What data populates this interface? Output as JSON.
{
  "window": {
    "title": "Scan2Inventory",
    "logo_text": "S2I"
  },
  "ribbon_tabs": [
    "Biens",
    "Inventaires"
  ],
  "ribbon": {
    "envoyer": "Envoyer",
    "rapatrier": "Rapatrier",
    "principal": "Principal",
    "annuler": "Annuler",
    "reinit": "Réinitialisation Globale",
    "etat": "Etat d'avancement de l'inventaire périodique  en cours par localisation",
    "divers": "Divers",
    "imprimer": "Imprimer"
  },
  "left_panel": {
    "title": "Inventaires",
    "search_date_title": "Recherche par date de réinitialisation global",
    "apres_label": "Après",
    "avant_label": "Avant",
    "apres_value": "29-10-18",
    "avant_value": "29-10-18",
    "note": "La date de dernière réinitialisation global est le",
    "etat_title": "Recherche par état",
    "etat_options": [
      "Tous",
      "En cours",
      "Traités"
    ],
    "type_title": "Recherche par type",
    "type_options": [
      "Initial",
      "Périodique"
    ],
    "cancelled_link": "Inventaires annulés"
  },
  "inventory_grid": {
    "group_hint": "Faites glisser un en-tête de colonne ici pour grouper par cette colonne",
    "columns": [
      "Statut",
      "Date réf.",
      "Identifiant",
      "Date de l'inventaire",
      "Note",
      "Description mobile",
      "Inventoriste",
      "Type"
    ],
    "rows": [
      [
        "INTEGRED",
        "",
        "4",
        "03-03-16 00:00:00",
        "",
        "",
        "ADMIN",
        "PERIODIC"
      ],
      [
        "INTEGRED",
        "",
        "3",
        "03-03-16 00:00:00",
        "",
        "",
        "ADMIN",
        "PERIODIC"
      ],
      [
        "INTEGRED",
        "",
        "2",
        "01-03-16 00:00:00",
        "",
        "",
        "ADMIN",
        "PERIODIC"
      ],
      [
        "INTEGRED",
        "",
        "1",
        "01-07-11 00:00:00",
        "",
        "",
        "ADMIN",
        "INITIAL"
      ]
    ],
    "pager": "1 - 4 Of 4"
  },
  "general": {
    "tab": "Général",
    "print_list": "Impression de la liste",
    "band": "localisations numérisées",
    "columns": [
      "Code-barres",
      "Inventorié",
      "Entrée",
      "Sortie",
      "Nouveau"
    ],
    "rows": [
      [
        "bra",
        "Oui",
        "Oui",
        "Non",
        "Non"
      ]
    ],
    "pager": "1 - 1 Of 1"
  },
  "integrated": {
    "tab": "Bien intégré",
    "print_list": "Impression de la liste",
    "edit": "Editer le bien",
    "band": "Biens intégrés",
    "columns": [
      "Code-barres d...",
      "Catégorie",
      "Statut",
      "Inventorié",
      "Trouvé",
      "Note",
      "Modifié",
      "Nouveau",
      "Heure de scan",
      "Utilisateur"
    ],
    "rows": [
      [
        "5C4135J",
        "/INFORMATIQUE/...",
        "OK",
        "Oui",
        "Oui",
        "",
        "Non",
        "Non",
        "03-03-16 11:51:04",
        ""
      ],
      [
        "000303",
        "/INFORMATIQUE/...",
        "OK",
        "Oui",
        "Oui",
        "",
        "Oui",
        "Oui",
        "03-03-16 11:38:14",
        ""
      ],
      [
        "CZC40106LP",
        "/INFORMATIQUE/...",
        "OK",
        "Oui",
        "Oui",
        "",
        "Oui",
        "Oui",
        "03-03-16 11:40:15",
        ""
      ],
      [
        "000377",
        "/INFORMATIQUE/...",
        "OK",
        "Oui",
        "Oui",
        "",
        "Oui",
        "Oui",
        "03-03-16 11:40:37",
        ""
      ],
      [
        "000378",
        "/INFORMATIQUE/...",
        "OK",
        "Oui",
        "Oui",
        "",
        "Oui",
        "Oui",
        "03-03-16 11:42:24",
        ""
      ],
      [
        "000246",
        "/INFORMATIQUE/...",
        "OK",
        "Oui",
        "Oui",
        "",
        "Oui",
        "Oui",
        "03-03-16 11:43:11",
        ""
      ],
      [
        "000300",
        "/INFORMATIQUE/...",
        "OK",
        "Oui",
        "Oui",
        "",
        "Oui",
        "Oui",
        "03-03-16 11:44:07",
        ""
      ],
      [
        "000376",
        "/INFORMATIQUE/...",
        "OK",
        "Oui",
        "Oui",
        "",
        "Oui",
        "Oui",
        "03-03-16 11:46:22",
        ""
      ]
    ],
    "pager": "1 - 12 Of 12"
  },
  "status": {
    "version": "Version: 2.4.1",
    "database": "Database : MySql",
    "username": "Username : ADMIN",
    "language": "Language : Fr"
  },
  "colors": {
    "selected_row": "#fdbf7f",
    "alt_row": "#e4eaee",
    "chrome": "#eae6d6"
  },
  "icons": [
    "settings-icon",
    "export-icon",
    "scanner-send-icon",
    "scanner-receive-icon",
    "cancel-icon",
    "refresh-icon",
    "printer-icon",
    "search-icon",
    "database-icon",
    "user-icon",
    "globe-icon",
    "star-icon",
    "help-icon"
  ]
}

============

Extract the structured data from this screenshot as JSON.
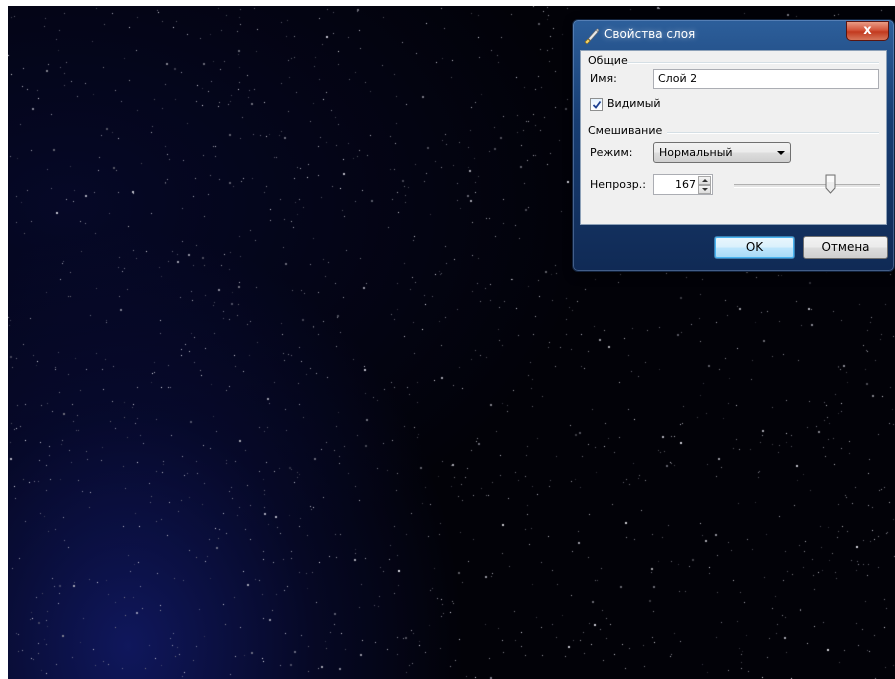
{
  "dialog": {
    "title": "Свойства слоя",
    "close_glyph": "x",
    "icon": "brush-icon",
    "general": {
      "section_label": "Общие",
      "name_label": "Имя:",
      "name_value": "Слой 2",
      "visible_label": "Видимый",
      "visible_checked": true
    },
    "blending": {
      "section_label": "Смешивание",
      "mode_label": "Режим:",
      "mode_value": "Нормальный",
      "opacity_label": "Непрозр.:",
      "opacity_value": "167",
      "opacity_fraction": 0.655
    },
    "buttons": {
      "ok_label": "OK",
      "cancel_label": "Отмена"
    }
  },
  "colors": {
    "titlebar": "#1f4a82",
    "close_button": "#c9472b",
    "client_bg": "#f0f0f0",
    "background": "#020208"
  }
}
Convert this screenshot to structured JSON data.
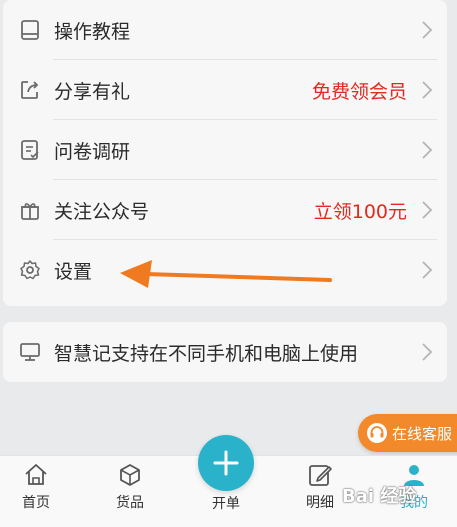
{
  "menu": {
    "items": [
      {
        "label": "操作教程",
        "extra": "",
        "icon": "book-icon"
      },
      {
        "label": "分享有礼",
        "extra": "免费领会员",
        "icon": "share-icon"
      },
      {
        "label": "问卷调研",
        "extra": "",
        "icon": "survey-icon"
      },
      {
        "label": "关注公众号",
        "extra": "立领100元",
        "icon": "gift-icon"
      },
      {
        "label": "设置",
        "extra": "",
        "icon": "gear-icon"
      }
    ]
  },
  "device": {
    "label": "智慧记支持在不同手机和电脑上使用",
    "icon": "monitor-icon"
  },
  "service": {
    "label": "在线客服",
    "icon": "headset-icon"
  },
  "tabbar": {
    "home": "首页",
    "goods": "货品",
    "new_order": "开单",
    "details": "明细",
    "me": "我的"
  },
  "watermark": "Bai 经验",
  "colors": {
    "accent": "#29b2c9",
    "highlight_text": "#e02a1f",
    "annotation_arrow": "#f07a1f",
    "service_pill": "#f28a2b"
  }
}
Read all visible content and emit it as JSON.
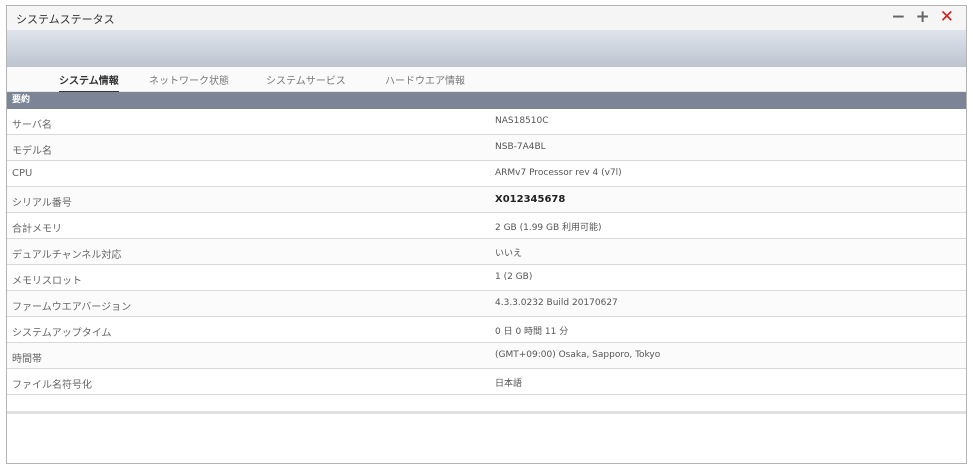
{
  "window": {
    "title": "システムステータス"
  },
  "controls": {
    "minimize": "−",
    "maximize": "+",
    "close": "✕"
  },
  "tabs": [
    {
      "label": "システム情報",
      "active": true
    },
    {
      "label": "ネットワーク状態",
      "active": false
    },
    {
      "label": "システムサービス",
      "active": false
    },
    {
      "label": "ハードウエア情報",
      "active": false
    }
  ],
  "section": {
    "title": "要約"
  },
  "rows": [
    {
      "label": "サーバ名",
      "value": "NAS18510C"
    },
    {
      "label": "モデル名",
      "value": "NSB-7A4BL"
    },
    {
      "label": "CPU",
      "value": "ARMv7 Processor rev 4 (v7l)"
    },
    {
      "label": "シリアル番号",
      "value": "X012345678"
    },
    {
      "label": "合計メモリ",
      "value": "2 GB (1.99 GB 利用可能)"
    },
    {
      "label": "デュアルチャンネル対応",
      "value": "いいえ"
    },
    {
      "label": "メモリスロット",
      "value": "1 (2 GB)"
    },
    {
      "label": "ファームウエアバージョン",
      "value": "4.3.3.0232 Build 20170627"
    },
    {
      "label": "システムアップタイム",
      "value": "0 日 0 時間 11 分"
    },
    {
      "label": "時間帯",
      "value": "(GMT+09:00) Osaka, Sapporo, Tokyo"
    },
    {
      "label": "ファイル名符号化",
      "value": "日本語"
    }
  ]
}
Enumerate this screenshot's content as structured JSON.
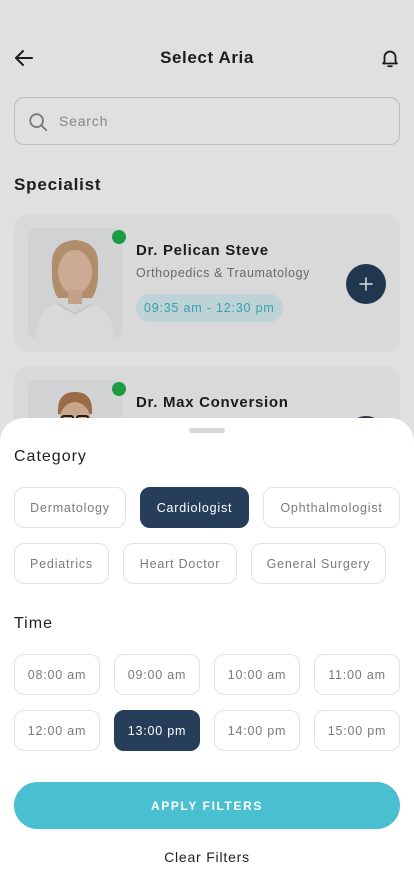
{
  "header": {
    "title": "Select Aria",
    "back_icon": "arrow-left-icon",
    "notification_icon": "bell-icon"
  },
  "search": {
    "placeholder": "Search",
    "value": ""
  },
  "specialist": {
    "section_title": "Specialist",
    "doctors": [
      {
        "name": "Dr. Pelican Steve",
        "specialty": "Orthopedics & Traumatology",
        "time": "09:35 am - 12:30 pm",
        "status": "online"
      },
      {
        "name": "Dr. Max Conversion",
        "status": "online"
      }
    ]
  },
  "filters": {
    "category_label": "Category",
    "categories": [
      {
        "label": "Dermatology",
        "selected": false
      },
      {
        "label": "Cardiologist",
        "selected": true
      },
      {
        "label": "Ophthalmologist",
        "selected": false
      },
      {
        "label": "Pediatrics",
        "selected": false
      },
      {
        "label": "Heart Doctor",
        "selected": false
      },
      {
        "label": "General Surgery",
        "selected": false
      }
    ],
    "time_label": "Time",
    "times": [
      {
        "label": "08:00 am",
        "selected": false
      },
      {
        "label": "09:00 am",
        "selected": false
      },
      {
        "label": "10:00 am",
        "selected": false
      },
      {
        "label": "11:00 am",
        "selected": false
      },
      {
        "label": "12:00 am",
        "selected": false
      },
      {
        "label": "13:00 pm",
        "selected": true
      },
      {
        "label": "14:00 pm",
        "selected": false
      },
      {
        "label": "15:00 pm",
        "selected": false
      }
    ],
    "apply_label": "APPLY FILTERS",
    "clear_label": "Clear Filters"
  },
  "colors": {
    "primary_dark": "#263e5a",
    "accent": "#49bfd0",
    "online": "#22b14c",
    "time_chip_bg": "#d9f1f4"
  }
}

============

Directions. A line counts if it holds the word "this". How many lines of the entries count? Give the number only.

Solution below. 4